Akin to 2009’s Adam, Jack Goes Boating is a film that evokes typical indie filmmaking tropes while attempting to make broad statements with its limited reach. The film, adapted from a stageplay that Hoffman had previously starred in, never escapes its stage roots. Its central locale, an apartment, is a confining space that houses more awkward drama than it can stand. Jack Goes Boating does provide both Hoffman and co-star Amy Ryan with a sweet, sometimes sincere, acting showcase, but supporting actors John Ortiz and Daphne Rubin-Vega are clearly incapable of matching the leads presence and personality. The gap between actors is glaringly obvious, and quite distracting.

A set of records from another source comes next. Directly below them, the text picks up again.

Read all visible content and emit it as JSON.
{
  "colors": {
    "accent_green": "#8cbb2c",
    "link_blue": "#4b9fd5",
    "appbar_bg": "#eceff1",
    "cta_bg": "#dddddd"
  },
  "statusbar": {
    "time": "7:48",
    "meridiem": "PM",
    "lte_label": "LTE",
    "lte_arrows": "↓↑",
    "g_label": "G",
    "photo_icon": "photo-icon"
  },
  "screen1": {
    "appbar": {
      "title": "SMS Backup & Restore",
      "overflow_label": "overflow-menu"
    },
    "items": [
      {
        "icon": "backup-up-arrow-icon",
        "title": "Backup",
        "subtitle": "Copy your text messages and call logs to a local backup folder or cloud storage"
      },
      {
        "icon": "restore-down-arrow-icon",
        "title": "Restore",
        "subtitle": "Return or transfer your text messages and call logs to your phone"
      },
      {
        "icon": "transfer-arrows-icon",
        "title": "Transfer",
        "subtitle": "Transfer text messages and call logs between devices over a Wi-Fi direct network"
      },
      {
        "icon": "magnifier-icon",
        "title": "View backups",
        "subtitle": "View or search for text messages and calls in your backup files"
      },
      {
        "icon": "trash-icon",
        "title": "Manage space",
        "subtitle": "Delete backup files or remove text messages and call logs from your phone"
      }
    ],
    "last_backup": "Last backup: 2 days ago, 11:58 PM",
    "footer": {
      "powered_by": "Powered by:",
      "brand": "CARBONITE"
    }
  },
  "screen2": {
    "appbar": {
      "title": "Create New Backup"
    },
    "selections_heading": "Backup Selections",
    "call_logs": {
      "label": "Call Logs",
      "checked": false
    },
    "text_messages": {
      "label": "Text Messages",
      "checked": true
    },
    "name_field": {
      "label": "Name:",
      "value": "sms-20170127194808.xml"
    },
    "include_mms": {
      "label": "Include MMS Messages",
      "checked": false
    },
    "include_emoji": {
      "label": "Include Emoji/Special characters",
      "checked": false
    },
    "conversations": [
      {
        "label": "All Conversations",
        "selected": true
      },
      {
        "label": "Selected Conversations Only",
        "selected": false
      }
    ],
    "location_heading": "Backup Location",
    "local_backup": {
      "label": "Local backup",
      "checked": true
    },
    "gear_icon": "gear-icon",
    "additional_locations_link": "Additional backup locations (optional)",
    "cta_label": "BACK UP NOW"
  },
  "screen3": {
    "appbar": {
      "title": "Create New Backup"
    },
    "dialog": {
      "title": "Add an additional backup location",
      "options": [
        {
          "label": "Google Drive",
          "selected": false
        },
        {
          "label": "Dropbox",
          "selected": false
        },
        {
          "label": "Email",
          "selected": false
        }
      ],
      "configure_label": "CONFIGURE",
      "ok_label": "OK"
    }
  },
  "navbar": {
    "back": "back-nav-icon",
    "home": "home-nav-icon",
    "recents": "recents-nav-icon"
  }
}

Hoffman’s direction is adequate, if unremarkable. Moments that are meant to establish a contrast between illusion and reality provide for nifty, if not gimmicky, camera tricks, though nothing here really exudes of a directorial presence or signature. I would attribute this largely to the confining nature of the screenplay, which is just so plain and ordinary. Quite honestly, if it had not been for the lead characters chewing the scenery, the whole thing could’ve collapsed unto itself.